• _MATERIAL FOR THIS TASK_:
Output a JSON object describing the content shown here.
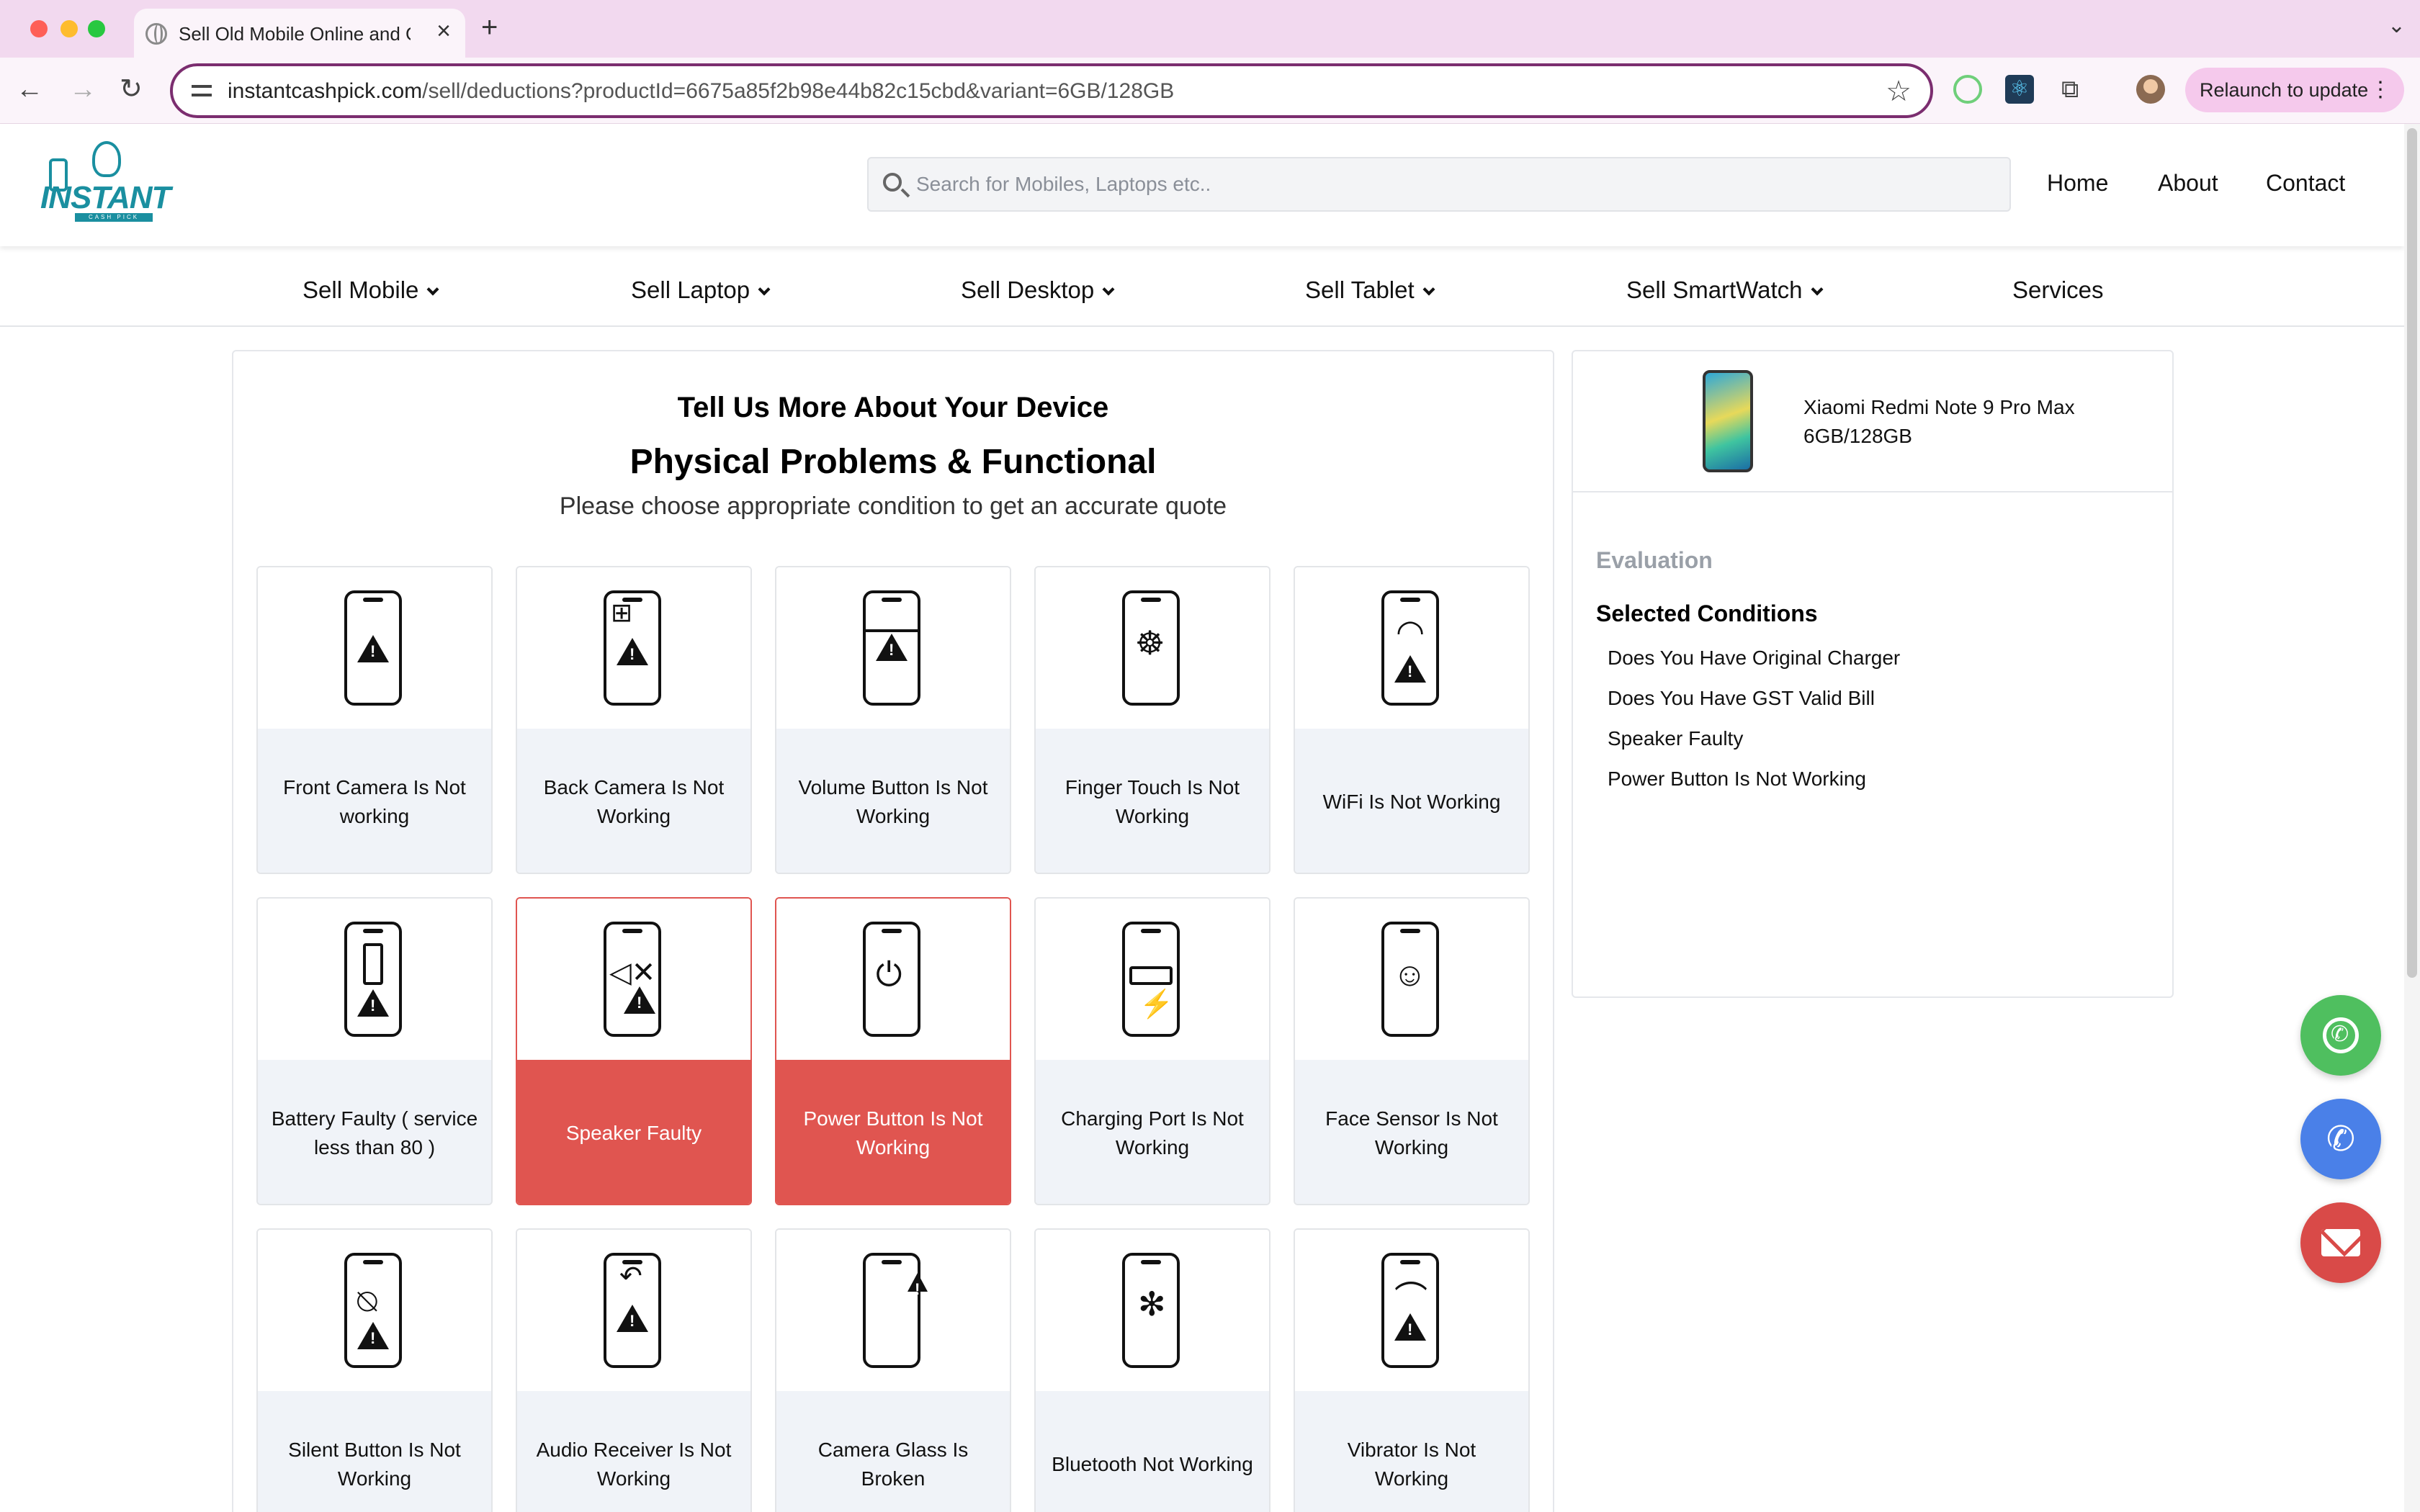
{
  "browser": {
    "tab_title": "Sell Old Mobile Online and Get Instant Cash",
    "url_domain": "instantcashpick.com",
    "url_path": "/sell/deductions?productId=6675a85f2b98e44b82c15cbd&variant=6GB/128GB",
    "relaunch_label": "Relaunch to update"
  },
  "header": {
    "logo_text": "INSTANT",
    "logo_sub": "CASH PICK",
    "search_placeholder": "Search for Mobiles, Laptops etc..",
    "links": [
      "Home",
      "About",
      "Contact"
    ]
  },
  "catnav": [
    "Sell Mobile",
    "Sell Laptop",
    "Sell Desktop",
    "Sell Tablet",
    "Sell SmartWatch",
    "Services"
  ],
  "main": {
    "heading": "Tell Us More About Your Device",
    "subheading": "Physical Problems & Functional",
    "description": "Please choose appropriate condition to get an accurate quote",
    "options": [
      {
        "label": "Front Camera Is Not working",
        "icon": "front-camera-warning-icon",
        "selected": false
      },
      {
        "label": "Back Camera Is Not Working",
        "icon": "back-camera-warning-icon",
        "selected": false
      },
      {
        "label": "Volume Button Is Not Working",
        "icon": "volume-button-warning-icon",
        "selected": false
      },
      {
        "label": "Finger Touch Is Not Working",
        "icon": "fingerprint-warning-icon",
        "selected": false
      },
      {
        "label": "WiFi Is Not Working",
        "icon": "wifi-warning-icon",
        "selected": false
      },
      {
        "label": "Battery Faulty ( service less than 80 )",
        "icon": "battery-warning-icon",
        "selected": false
      },
      {
        "label": "Speaker Faulty",
        "icon": "speaker-mute-warning-icon",
        "selected": true
      },
      {
        "label": "Power Button Is Not Working",
        "icon": "power-warning-icon",
        "selected": true
      },
      {
        "label": "Charging Port Is Not Working",
        "icon": "charging-port-warning-icon",
        "selected": false
      },
      {
        "label": "Face Sensor Is Not Working",
        "icon": "face-sensor-warning-icon",
        "selected": false
      },
      {
        "label": "Silent Button Is Not Working",
        "icon": "silent-bell-warning-icon",
        "selected": false
      },
      {
        "label": "Audio Receiver Is Not Working",
        "icon": "audio-receiver-warning-icon",
        "selected": false
      },
      {
        "label": "Camera Glass Is Broken",
        "icon": "camera-glass-warning-icon",
        "selected": false
      },
      {
        "label": "Bluetooth Not Working",
        "icon": "bluetooth-warning-icon",
        "selected": false
      },
      {
        "label": "Vibrator Is Not Working",
        "icon": "vibrator-warning-icon",
        "selected": false
      }
    ]
  },
  "summary": {
    "product_name": "Xiaomi Redmi Note 9 Pro Max 6GB/128GB",
    "evaluation_label": "Evaluation",
    "selected_title": "Selected Conditions",
    "conditions": [
      "Does You Have Original Charger",
      "Does You Have GST Valid Bill",
      "Speaker Faulty",
      "Power Button Is Not Working"
    ]
  },
  "colors": {
    "selected": "#e05550",
    "card_label_bg": "#f0f3f8",
    "whatsapp": "#4fbf5f",
    "call": "#4a80e8",
    "mail": "#d94a48",
    "brand": "#1a8fa0"
  }
}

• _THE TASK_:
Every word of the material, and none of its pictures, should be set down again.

• _ANSWER_:
Output a JSON object describing the content shown here.
{
  "browser": {
    "tab_title": "Sell Old Mobile Online and Get Instant Cash",
    "url_domain": "instantcashpick.com",
    "url_path": "/sell/deductions?productId=6675a85f2b98e44b82c15cbd&variant=6GB/128GB",
    "relaunch_label": "Relaunch to update"
  },
  "header": {
    "logo_text": "INSTANT",
    "logo_sub": "CASH PICK",
    "search_placeholder": "Search for Mobiles, Laptops etc..",
    "links": [
      "Home",
      "About",
      "Contact"
    ]
  },
  "catnav": [
    "Sell Mobile",
    "Sell Laptop",
    "Sell Desktop",
    "Sell Tablet",
    "Sell SmartWatch",
    "Services"
  ],
  "main": {
    "heading": "Tell Us More About Your Device",
    "subheading": "Physical Problems & Functional",
    "description": "Please choose appropriate condition to get an accurate quote",
    "options": [
      {
        "label": "Front Camera Is Not working",
        "icon": "front-camera-warning-icon",
        "selected": false
      },
      {
        "label": "Back Camera Is Not Working",
        "icon": "back-camera-warning-icon",
        "selected": false
      },
      {
        "label": "Volume Button Is Not Working",
        "icon": "volume-button-warning-icon",
        "selected": false
      },
      {
        "label": "Finger Touch Is Not Working",
        "icon": "fingerprint-warning-icon",
        "selected": false
      },
      {
        "label": "WiFi Is Not Working",
        "icon": "wifi-warning-icon",
        "selected": false
      },
      {
        "label": "Battery Faulty ( service less than 80 )",
        "icon": "battery-warning-icon",
        "selected": false
      },
      {
        "label": "Speaker Faulty",
        "icon": "speaker-mute-warning-icon",
        "selected": true
      },
      {
        "label": "Power Button Is Not Working",
        "icon": "power-warning-icon",
        "selected": true
      },
      {
        "label": "Charging Port Is Not Working",
        "icon": "charging-port-warning-icon",
        "selected": false
      },
      {
        "label": "Face Sensor Is Not Working",
        "icon": "face-sensor-warning-icon",
        "selected": false
      },
      {
        "label": "Silent Button Is Not Working",
        "icon": "silent-bell-warning-icon",
        "selected": false
      },
      {
        "label": "Audio Receiver Is Not Working",
        "icon": "audio-receiver-warning-icon",
        "selected": false
      },
      {
        "label": "Camera Glass Is Broken",
        "icon": "camera-glass-warning-icon",
        "selected": false
      },
      {
        "label": "Bluetooth Not Working",
        "icon": "bluetooth-warning-icon",
        "selected": false
      },
      {
        "label": "Vibrator Is Not Working",
        "icon": "vibrator-warning-icon",
        "selected": false
      }
    ]
  },
  "summary": {
    "product_name": "Xiaomi Redmi Note 9 Pro Max 6GB/128GB",
    "evaluation_label": "Evaluation",
    "selected_title": "Selected Conditions",
    "conditions": [
      "Does You Have Original Charger",
      "Does You Have GST Valid Bill",
      "Speaker Faulty",
      "Power Button Is Not Working"
    ]
  },
  "colors": {
    "selected": "#e05550",
    "card_label_bg": "#f0f3f8",
    "whatsapp": "#4fbf5f",
    "call": "#4a80e8",
    "mail": "#d94a48",
    "brand": "#1a8fa0"
  }
}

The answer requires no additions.